I’ve been, shall we say… intrigued by the book cover for The Southern Book Club’s Guide to Slaying Vampires since I first heard about it back in February, and then even more so when I realized that Grady Hendrix was the author of a handful of books that have piqued my interest on more than one occasion (including My Best Friend’s Exorcism, We Sold Our Souls, Horrorstör, and Paperbacks from Hell). I borrowed the book from the library sometime in August but never got around to actually reading it until I needed a palate cleanser between How to Be an Antiracist and The New Jim Crow.
But, like all good books, I shouldn’t have waited so long.
With a title like The Southern Book Club’s Guide to Slaying Vampires, it’s not a surprise when a vampire eventually shows up—nor is it entirely unwarranted when Patricia assumes her strange new neighbor might actually be one. (This is fiction after all.) But, like all my favorite vampire novels, the best part isn’t just the gory, blood-soaked standoff at the end: it’s the little moments that lead you there and all the second-guessing along the way.
One of my favorite parts was the true-crime book club Patricia starts with some of the other housewives in her neighborhood.
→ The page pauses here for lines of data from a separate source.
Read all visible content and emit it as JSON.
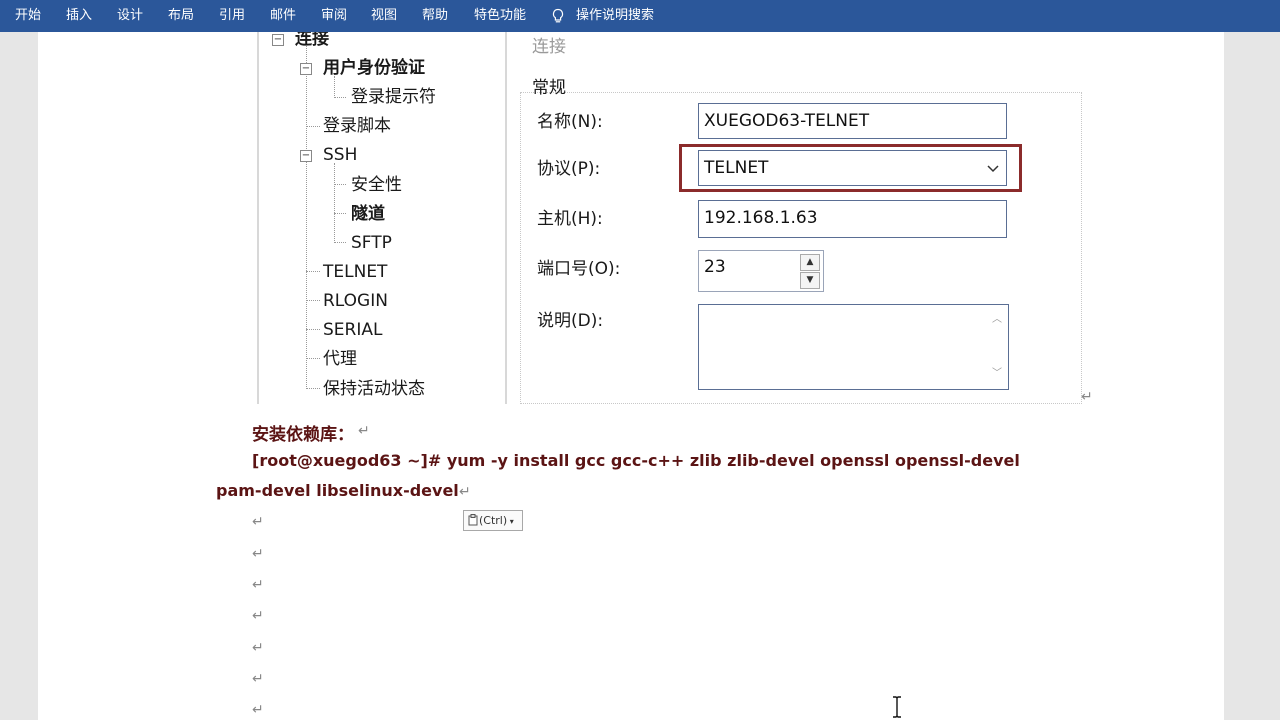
{
  "ribbon": {
    "tabs": [
      "开始",
      "插入",
      "设计",
      "布局",
      "引用",
      "邮件",
      "审阅",
      "视图",
      "帮助",
      "特色功能"
    ],
    "tell_me": "操作说明搜索",
    "icon": "lightbulb-icon"
  },
  "dialog": {
    "tree": {
      "root": "连接",
      "items": [
        {
          "label": "用户身份验证",
          "bold": true
        },
        {
          "label": "登录提示符"
        },
        {
          "label": "登录脚本"
        },
        {
          "label": "SSH"
        },
        {
          "label": "安全性"
        },
        {
          "label": "隧道",
          "bold": true
        },
        {
          "label": "SFTP"
        },
        {
          "label": "TELNET"
        },
        {
          "label": "RLOGIN"
        },
        {
          "label": "SERIAL"
        },
        {
          "label": "代理"
        },
        {
          "label": "保持活动状态"
        }
      ]
    },
    "panel_title": "连接",
    "group_title": "常规",
    "fields": {
      "name_label": "名称(N):",
      "name_value": "XUEGOD63-TELNET",
      "protocol_label": "协议(P):",
      "protocol_value": "TELNET",
      "host_label": "主机(H):",
      "host_value": "192.168.1.63",
      "port_label": "端口号(O):",
      "port_value": "23",
      "desc_label": "说明(D):"
    },
    "highlight_color": "#8b2b2b"
  },
  "document": {
    "heading": "安装依赖库：",
    "command_line1": "[root@xuegod63 ~]# yum -y install gcc gcc-c++ zlib zlib-devel openssl openssl-devel",
    "command_line2": "pam-devel libselinux-devel",
    "paste_options": "(Ctrl)",
    "paragraph_mark": "↵",
    "text_color": "#5b1414"
  }
}
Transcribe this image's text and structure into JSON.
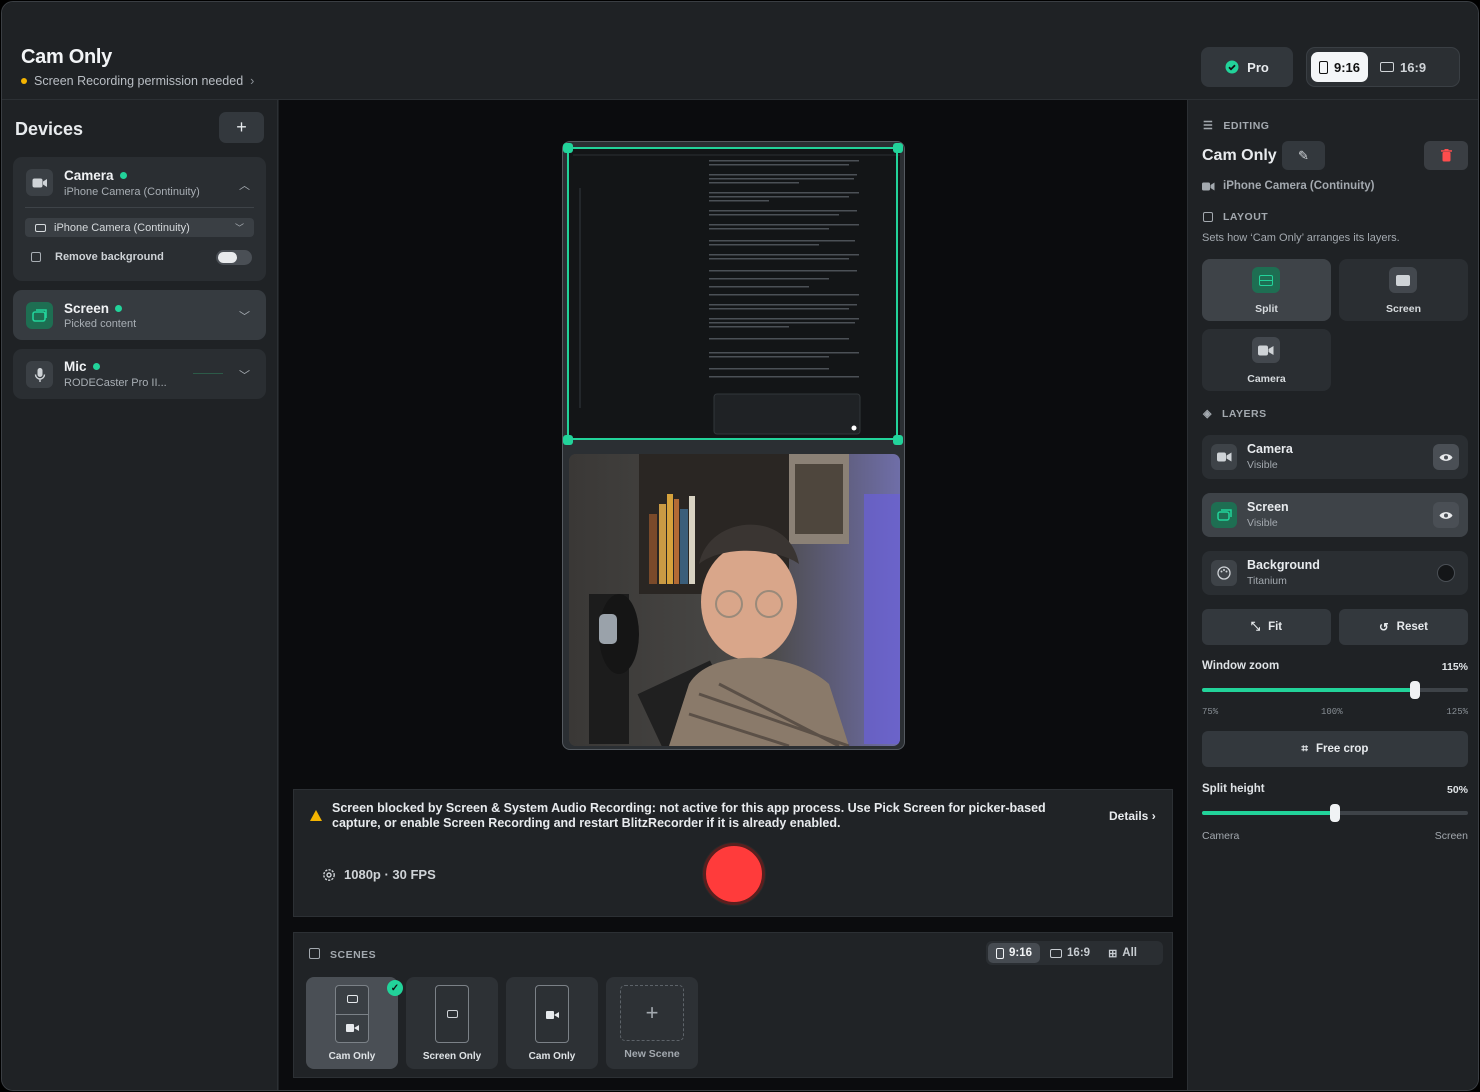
{
  "window": {
    "title": "Cam Only",
    "permission_notice": "Screen Recording permission needed",
    "pro_label": "Pro",
    "aspect_options": [
      "9:16",
      "16:9"
    ],
    "aspect_selected": "9:16"
  },
  "devices": {
    "title": "Devices",
    "add_label": "+",
    "camera": {
      "name": "Camera",
      "detail": "iPhone Camera (Continuity)",
      "select_value": "iPhone Camera (Continuity)",
      "remove_bg_label": "Remove background",
      "remove_bg_on": false
    },
    "screen": {
      "name": "Screen",
      "detail": "Picked content"
    },
    "mic": {
      "name": "Mic",
      "detail": "RODECaster Pro II..."
    }
  },
  "preview": {
    "layout": "Split",
    "split_fraction": 0.5
  },
  "notice": {
    "message": "Screen blocked by Screen & System Audio Recording: not active for this app process. Use Pick Screen for picker-based capture, or enable Screen Recording and restart BlitzRecorder if it is already enabled.",
    "details_label": "Details"
  },
  "recording": {
    "quality": "1080p · 30 FPS"
  },
  "scenes": {
    "title": "SCENES",
    "filters": [
      "9:16",
      "16:9",
      "All"
    ],
    "filter_selected": "9:16",
    "items": [
      {
        "label": "Cam Only",
        "selected": true
      },
      {
        "label": "Screen Only",
        "selected": false
      },
      {
        "label": "Cam Only",
        "selected": false
      }
    ],
    "new_label": "New Scene"
  },
  "editing": {
    "section": "EDITING",
    "scene_name": "Cam Only",
    "source": "iPhone Camera (Continuity)",
    "layout_section": "LAYOUT",
    "layout_desc": "Sets how ‘Cam Only’ arranges its layers.",
    "layouts": [
      "Split",
      "Screen",
      "Camera"
    ],
    "layout_selected": "Split",
    "layers_section": "LAYERS",
    "layers": [
      {
        "name": "Camera",
        "state": "Visible"
      },
      {
        "name": "Screen",
        "state": "Visible"
      },
      {
        "name": "Background",
        "state": "Titanium"
      }
    ],
    "fit_label": "Fit",
    "reset_label": "Reset",
    "zoom_label": "Window zoom",
    "zoom_value": "115%",
    "zoom_fraction": 0.8,
    "zoom_ticks": [
      "75%",
      "100%",
      "125%"
    ],
    "crop_label": "Free crop",
    "split_label": "Split height",
    "split_value": "50%",
    "split_fraction": 0.5,
    "split_ends": [
      "Camera",
      "Screen"
    ]
  },
  "colors": {
    "accent": "#22d39a",
    "record": "#ff3b3b",
    "warning": "#f4b400"
  }
}
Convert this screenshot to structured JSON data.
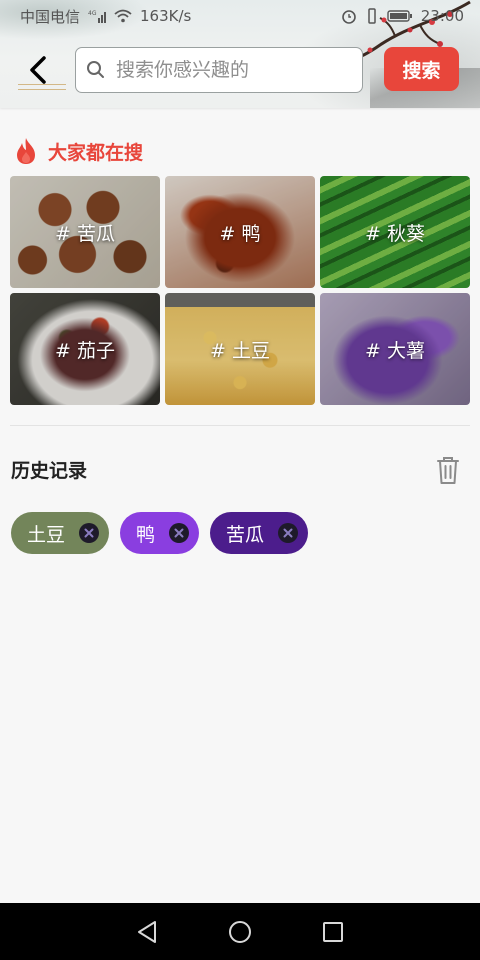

The club forms the backbone of the novel and, once its overtaken by the women’s husbands and blown up into a town-wide social affair, just another metaphorical thread that ties the plot together. There’s a lot of icky, not great stuff that happens throughout the novel, but one of the worst involved all the husbands forcing their wives—after said wives believed and supported Patricia against James Harris—to not only apologize but also embrace him as one of their own. The amount of manipulation and gaslighting that occurred just put this pit in my stomach that only went away at the end (in, yes, a very satisfying gory, blood-soaked standoff).
The Southern Book Club’s Guide to Slaying Vampires is a long book at just over 400 pages but, by the last third or fourth, I found myself curled up on the sofa in a reading cocoon, content to only get up once I’d finished. It’s a genre book but also not one, too. Hendrix writes in his author’s note that “when I was a kid I didn’t take my mom seriously” and I found myself returning to the quote at the end. There are so many instances where Patricia isn’t taken seriously as a woman, as a wife, as a mother, or as a friend; where her mother-in-law, Ruth, is brushed off as senile; or where Ruth’s caretaker, Mrs. Greene, is silenced because of her skin color and where she lives… and then so many instances where all three women are proved correct.
It might have taken Patricia a little longer than I’d hoped for her to put her foot down and for Patricia’s husband and neighbor to get what they deserved… but, oh, what a comeuppance.